If I had to pick a single great writing love, it would be poetry hands down. The earliest poem I can find in my stacks was written when I was six or seven, and I think it’s safe to say that I’ve been writing poetry for about as long as I’ve known my alphabet.
Countless poets from the well-known to the unknown have impacted my life, my ways of thinking, and my own writing as well. The other day I tried to create a list of poets to recommend for good reading, and I realized that my “short list” capped off around 20 artists, and I hadn’t even listed all the transcendentalists yet.
Poetry appeals to me for its precision, its complexity, its juiciness… As a woman who is usually over the word count on first cut, I like the way writing poetry forces me to pluck out a single facet of a thought, to be frugal with word and image, and to embrace the emptiness of the page.
I’m a big fan of multi-layered poetry; works whose meanings are at once singular and infinite, whose metaphors are both accessible and invisible… poems which I read again and again throughout my life and each time pick up a unique interpretation. I’ve always been of the mind that the importance of art lies more with the many unique interpretations of the viewers, than with the various intentions of the creators.

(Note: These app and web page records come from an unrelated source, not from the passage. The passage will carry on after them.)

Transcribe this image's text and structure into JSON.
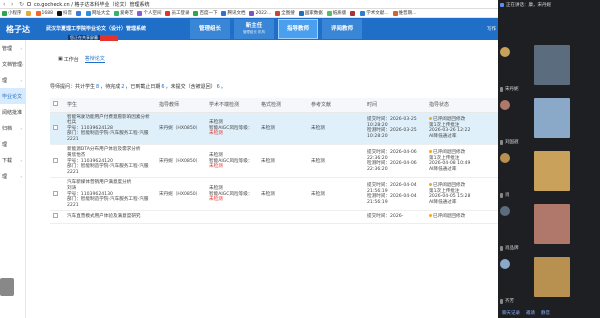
{
  "browser": {
    "url": "co.gocheck.cn / 格子达本科毕业（论文）管理系统"
  },
  "bookmarks": [
    "小程序",
    "",
    "1688",
    "抖音",
    "",
    "网址大全",
    "爱奇艺",
    "个人空间",
    "员工登录",
    "百度一下",
    "腾讯文档",
    "2022...",
    "全图搜",
    "国家数据",
    "纸质版",
    "",
    "学术文献...",
    "维普期..."
  ],
  "app": {
    "logo": "格子达",
    "title": "武汉华夏理工学院毕业论文（设计）管理系统",
    "banner": "您正在共享屏幕",
    "banner_stop": "结束共享",
    "nav": [
      {
        "label": "管理组长",
        "sub": ""
      },
      {
        "label": "新主任",
        "sub": "管理组长 机构"
      },
      {
        "label": "指导教师",
        "sub": "",
        "active": true
      },
      {
        "label": "评阅教师",
        "sub": ""
      }
    ],
    "write": "写作"
  },
  "sidebar": [
    {
      "label": "管理",
      "chev": "›"
    },
    {
      "label": "文档管理",
      "chev": "›"
    },
    {
      "label": "理",
      "chev": "›"
    },
    {
      "label": "毕业论文",
      "chev": "",
      "active": true
    },
    {
      "label": "阅结批准",
      "chev": ""
    },
    {
      "label": "归档",
      "chev": "›"
    },
    {
      "label": "理",
      "chev": ""
    },
    {
      "label": "下载",
      "chev": "›"
    },
    {
      "label": "理",
      "chev": "›"
    }
  ],
  "worktabs": [
    "工作台",
    "答辩论文"
  ],
  "summary": {
    "prefix": "导师提问：共计学生 ",
    "total": "8",
    "mid1": "，待完成 ",
    "pending": "2",
    "mid2": "，已到截止日期 ",
    "expired": "6",
    "mid3": "，未提交（含被退回）",
    "returned": "6",
    "suffix": "。"
  },
  "table": {
    "headers": [
      "",
      "学生",
      "指导教师",
      "学术不端检测",
      "格式检测",
      "参考文献",
      "时间",
      "指导状态"
    ],
    "rows": [
      {
        "title": "智能驾驶功能用户付费意愿影响因素分析",
        "name": "杜兵",
        "sid": "学号：11039624128",
        "dept": "部门：智能制造学院-汽车服务工程-汽服2221",
        "teacher": "宋丹妮（HX0850）",
        "check": "未检测",
        "aigc": "智能AIGC风险等级：",
        "aigc_v": "未检测",
        "fmt": "未检测",
        "ref": "未检测",
        "t1": "提交时间：2026-03-25 10:28:20",
        "t2": "检测时间：2026-03-25 10:28:20",
        "status": "已评阅退回修改",
        "s2": "第1次上传批注",
        "s3": "2026-03-26 12:22",
        "s4": "AI降低通过率",
        "hl": true
      },
      {
        "title": "新能源DTA分布用户体验及需求分析",
        "name": "黄欣怡杰",
        "sid": "学号：11039624120",
        "dept": "部门：智能制造学院-汽车服务工程-汽服2221",
        "teacher": "宋丹妮（HX0850）",
        "check": "未检测",
        "aigc": "智能AIGC风险等级：",
        "aigc_v": "未检测",
        "fmt": "未检测",
        "ref": "未检测",
        "t1": "提交时间：2026-04-06 22:36:20",
        "t2": "检测时间：2026-04-06 22:36:20",
        "status": "已评阅退回修改",
        "s2": "第1次上传批注",
        "s3": "2026-04-08 10:49",
        "s4": "AI降低通过率",
        "hl": false
      },
      {
        "title": "汽车新媒体营销用户满意度分析",
        "name": "刘涛",
        "sid": "学号：11039624130",
        "dept": "部门：智能制造学院-汽车服务工程-汽服2221",
        "teacher": "宋丹妮（HX0850）",
        "check": "未检测",
        "aigc": "智能AIGC风险等级：",
        "aigc_v": "未检测",
        "fmt": "未检测",
        "ref": "未检测",
        "t1": "提交时间：2026-04-04 21:56:19",
        "t2": "检测时间：2026-04-04 21:56:19",
        "status": "已评阅退回修改",
        "s2": "第1次上传批注",
        "s3": "2026-04-05 15:28",
        "s4": "AI降低通过率",
        "hl": false
      },
      {
        "title": "汽车直营模式用户体验及满意度研究",
        "name": "",
        "sid": "",
        "dept": "",
        "teacher": "",
        "check": "",
        "aigc": "",
        "aigc_v": "",
        "fmt": "",
        "ref": "",
        "t1": "提交时间：2026-",
        "t2": "",
        "status": "已评阅退回修改",
        "s2": "",
        "s3": "",
        "s4": "",
        "hl": false
      }
    ]
  },
  "meeting": {
    "top": "正在讲话：康，宋丹妮",
    "participants": [
      "宋丹妮",
      "刘国遐",
      "肖",
      "肖品牌",
      "齐芳"
    ],
    "footer": [
      "聊天记录",
      "邀请",
      "静音"
    ]
  },
  "colors": {
    "brand": "#1f6ec7",
    "accent": "#e5322d",
    "highlight": "#dff0fb"
  }
}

And of course, one of the universal appeals of poetry is that wonderfully delicious feeling you get when you read through one of those brilliant pieces. You know the poems I’m talking about. Such poems could be written by your unpublished next door neighbor, or Rabindranath Tagore himself, but the results are the same: some poems stop your thoughts in their tracks. They jump into your soul, twist your brains, and change your outlook entirely.

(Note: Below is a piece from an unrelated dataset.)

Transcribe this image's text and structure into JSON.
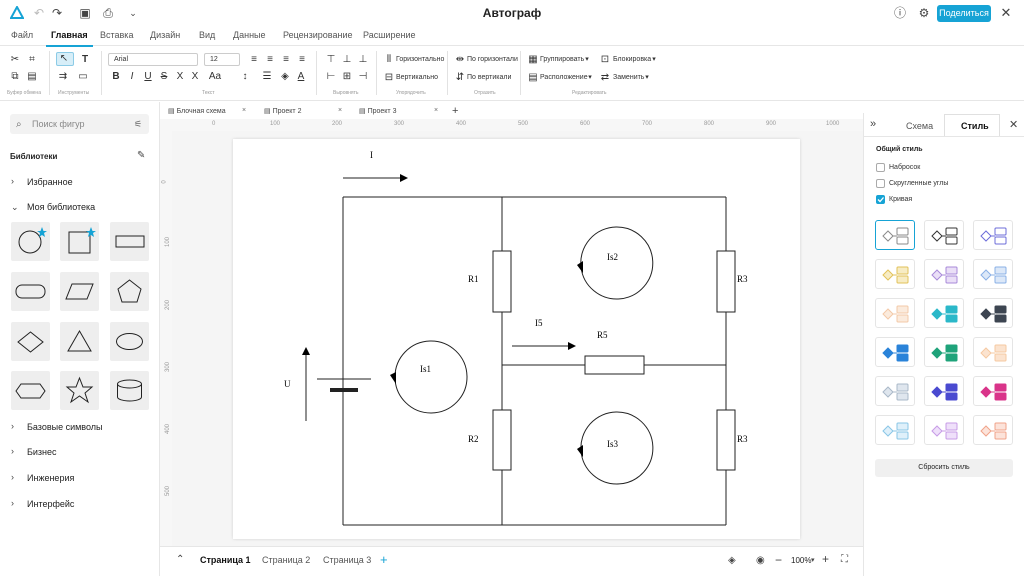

Who are your favorite poets? What are your favorite poems? If you are a poet, why do you write poetry? How does a poem written for an audience differ from one you’ve written for yourself?